Successful education needs people with passion. Montessori is not immune from this. As stated in the introduction humans want innovation yet want comfort at the same time. To this end it is more likely to find a Montessori teacher working in an established Montessori school than establishing a Montessori school in a new area where there are no Montessori resources and a parent community that might mistake the name Montessori with the name of an up and coming rugby player. Yet this type of community is where the need is for Montessori. Due to the way that Montessori has evolved since the 1970s the emphasis is on the private individual to lead the charge for Montessori. While the government is respectful of Montessori it is not a proponent of Montessori philosophy.
This means to further Montessori education the individual has to set up a Montessori setting for children. This is fraught with practical difficulties, not least of which is funding. MANZ , the national Montessori Organisation do not have money to subsidise or advocate for new centres and instead spend their time promoting Montessori education and offering Professional Development. Some of this is at considerable cost for example attending the Annual National Conference will cost several hundred dollars.
There is a bright future for Montessori Education in New Zealand if Montessorians remember and embody the aims of Maria Montessori to form humans who are confident, independent, participatory, motivated and caring. It has been great to see a growing knowledge and understanding of Te Ao Māori in MANZ and to see their desire to reach outside of traditional Montessori circles to increase the Montessori Voice in New Zealand.
With the rise of MLE/FLE/ILEs in Mainstream education Montessori educators have a lot to offer each other in terms of educational practice.
We must hold fast to our philosophy but be open to pioneering in places unseen and advocating for the needs of the child at local and national level.
Education Review Office (2011) Wa Ora Montessori. Retrieved from http://www.ero.govt.nz/Early-Childhood-School-Reports/School-Reports/Wa-Ora-Montessori-School-08-12-2011

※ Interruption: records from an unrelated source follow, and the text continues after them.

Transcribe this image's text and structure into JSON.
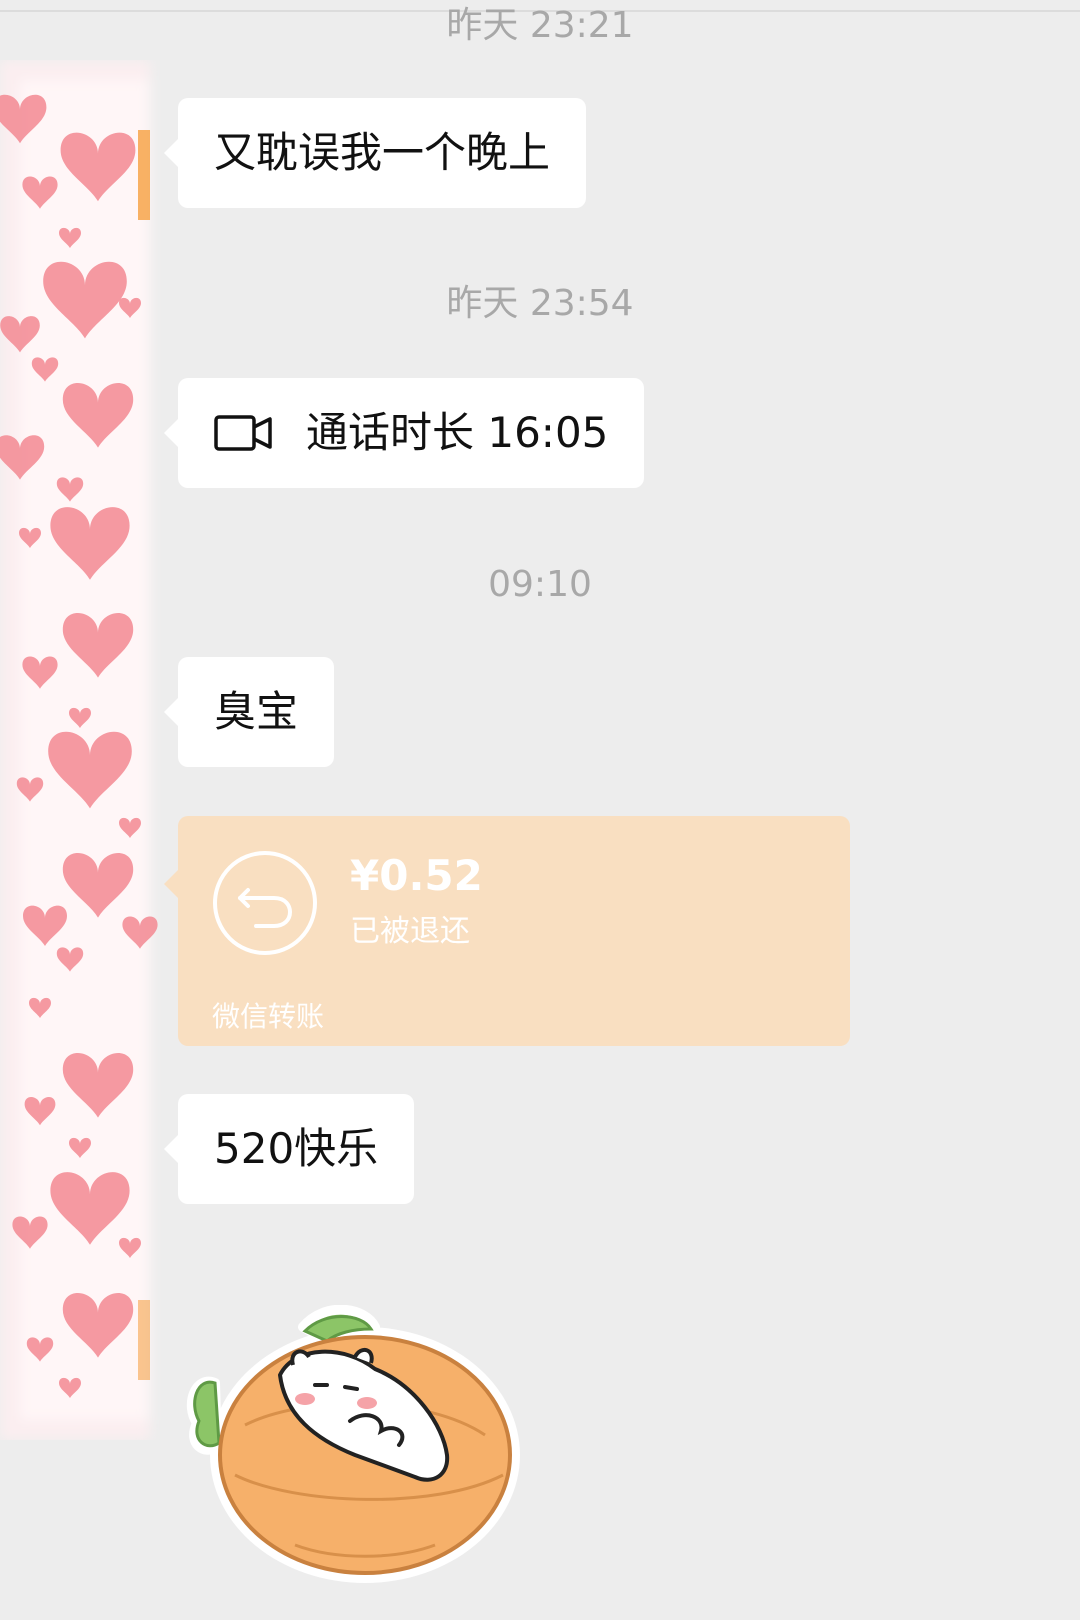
{
  "timestamps": {
    "t1": "昨天 23:21",
    "t2": "昨天 23:54",
    "t3": "09:10"
  },
  "messages": {
    "m1": "又耽误我一个晚上",
    "call": "通话时长 16:05",
    "m2": "臭宝",
    "m3": "520快乐"
  },
  "transfer": {
    "amount": "¥0.52",
    "status": "已被退还",
    "footer": "微信转账"
  },
  "colors": {
    "background": "#ededed",
    "bubble": "#ffffff",
    "transfer_bg": "#f9dfc1",
    "avatar_heart": "#f48f98"
  },
  "icons": {
    "call": "video-call-icon",
    "transfer": "return-arrow-icon",
    "avatar": "heart-pattern-avatar",
    "sticker": "hamster-on-carrot-sticker"
  }
}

Education Review Office (2013) Rata Street School. Retrieved from http://www.ero.govt.nz/Early-Childhood-School-Reports/School-Reports/Rata-Street-School-04-11-2013
MANZ Montessori Aotearoa New Zealand. (___). Montessori in New Zealand. Retrieved from http://www.montessori.org.nz/montessori-newzealand
May, H. (2011). I am five and I go to school. Otago, New Zealand: Otago University Press.
O’Donnell, D. (1996) Montessori Education in Australia and New Zealand. Glebe: Wide and Woolley Pty.
Shukar, M.J. (2004). The Historical Evolution and Contemporary Status of
Montessori Schooling in New Zealand (Doctorate thesis, Massey university, Palmerston North, New Zealand) Retrieved from http://hdl.handle.net/10179/2117